[[ Material provided, beginning ]]

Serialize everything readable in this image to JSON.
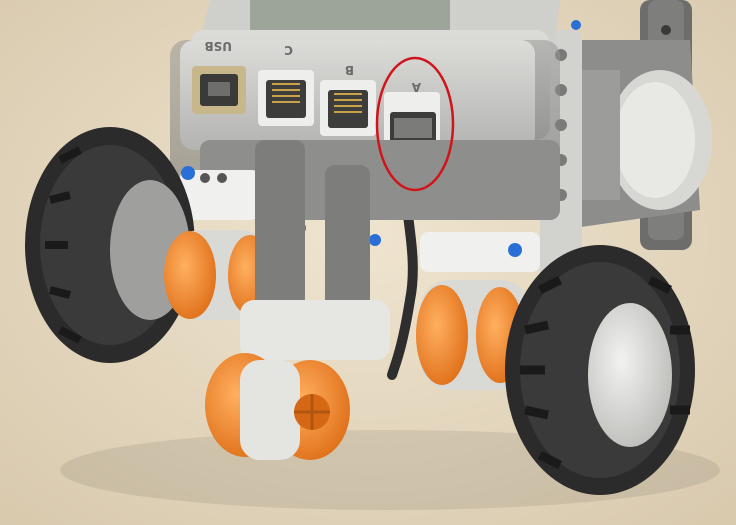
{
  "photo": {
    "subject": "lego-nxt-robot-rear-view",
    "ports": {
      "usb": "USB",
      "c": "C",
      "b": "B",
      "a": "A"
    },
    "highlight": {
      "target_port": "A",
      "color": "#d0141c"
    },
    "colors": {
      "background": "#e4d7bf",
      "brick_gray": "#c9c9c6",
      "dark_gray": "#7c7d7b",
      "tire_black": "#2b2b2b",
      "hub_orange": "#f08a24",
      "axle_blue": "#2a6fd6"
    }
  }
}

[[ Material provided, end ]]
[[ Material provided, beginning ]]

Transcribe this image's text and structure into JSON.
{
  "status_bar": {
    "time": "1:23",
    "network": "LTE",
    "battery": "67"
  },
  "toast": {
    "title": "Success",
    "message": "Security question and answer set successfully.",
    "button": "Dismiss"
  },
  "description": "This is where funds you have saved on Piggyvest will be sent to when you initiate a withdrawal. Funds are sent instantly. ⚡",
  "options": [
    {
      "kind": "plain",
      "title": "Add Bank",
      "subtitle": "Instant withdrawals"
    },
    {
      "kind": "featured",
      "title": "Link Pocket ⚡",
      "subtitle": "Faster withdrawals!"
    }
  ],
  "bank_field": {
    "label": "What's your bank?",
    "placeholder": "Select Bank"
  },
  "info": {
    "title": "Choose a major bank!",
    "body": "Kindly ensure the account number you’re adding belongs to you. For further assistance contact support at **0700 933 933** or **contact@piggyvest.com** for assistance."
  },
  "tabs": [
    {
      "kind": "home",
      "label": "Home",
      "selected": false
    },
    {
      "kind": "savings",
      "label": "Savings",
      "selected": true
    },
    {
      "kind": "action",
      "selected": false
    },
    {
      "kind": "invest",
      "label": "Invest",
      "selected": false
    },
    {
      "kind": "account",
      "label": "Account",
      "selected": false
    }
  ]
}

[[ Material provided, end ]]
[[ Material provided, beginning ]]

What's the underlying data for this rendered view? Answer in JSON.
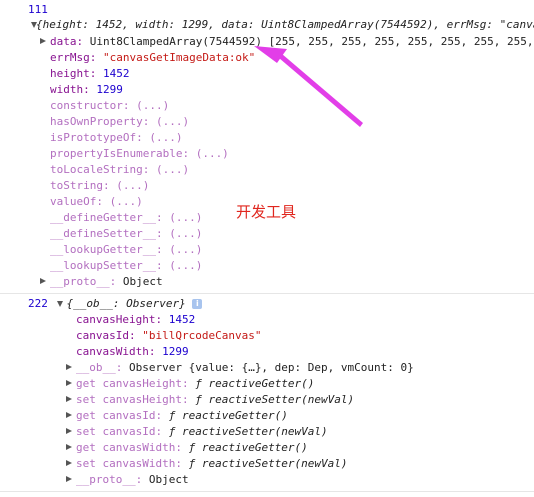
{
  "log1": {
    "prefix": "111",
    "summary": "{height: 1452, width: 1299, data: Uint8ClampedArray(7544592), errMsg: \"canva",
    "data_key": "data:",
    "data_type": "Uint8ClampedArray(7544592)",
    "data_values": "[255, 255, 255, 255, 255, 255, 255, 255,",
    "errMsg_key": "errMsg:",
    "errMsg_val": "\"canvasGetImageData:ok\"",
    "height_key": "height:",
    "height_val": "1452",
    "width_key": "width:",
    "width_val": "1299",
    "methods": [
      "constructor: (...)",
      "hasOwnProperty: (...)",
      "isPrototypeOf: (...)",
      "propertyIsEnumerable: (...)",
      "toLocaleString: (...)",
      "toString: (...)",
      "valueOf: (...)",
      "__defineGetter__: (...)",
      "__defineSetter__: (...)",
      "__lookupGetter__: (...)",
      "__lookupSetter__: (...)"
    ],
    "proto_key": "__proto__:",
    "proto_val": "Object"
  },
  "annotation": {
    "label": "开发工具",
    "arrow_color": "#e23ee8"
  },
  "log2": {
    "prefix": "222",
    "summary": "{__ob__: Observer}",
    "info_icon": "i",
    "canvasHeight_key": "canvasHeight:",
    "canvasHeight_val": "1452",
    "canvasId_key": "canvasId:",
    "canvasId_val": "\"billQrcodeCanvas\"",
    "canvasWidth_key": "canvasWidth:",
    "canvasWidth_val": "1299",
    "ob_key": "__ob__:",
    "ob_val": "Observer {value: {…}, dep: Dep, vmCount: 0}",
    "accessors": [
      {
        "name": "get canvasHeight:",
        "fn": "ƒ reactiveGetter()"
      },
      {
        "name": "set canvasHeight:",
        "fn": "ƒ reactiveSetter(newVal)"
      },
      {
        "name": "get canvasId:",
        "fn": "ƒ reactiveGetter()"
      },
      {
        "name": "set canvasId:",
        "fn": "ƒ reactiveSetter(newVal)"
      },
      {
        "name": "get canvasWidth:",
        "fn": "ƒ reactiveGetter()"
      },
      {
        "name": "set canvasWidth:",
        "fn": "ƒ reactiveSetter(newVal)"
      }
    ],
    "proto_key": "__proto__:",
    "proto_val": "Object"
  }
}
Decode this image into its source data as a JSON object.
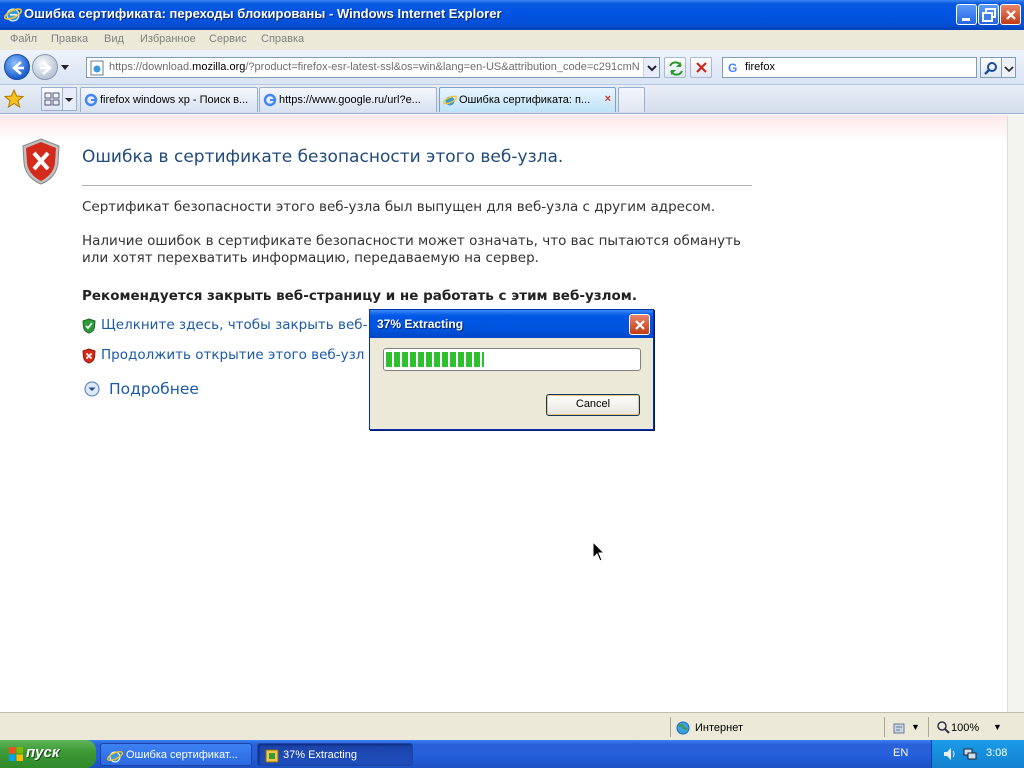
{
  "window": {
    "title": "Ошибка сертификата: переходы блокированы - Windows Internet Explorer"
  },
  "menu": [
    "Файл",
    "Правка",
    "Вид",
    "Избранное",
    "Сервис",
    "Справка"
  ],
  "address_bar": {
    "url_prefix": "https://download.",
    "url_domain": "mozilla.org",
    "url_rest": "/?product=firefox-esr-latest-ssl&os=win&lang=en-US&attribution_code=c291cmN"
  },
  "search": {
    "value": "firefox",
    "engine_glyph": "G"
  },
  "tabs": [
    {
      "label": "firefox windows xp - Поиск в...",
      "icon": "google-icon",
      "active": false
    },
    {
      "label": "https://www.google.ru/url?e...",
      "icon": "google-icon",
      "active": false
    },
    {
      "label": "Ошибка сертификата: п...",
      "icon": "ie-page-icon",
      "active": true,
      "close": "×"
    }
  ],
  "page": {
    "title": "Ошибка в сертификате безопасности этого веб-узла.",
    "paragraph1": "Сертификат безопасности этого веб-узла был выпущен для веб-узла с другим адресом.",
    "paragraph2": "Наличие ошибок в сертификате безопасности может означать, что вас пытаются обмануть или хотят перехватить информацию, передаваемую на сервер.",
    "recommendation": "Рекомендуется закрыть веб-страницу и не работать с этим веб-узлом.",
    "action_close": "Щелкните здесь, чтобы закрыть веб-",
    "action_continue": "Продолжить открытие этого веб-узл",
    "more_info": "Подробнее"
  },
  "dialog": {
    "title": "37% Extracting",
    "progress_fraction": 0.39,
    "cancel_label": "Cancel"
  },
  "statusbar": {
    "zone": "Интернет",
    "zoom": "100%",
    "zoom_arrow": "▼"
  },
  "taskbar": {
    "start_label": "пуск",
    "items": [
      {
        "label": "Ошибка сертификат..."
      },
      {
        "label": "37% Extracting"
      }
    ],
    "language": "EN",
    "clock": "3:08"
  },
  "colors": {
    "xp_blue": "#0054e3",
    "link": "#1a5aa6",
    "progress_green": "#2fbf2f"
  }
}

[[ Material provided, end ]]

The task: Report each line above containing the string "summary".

Response to the task:
    "summary": "{height: 1452, width: 1299, data: Uint8ClampedArray(7544592), errMsg: \"canva",
    "summary": "{__ob__: Observer}",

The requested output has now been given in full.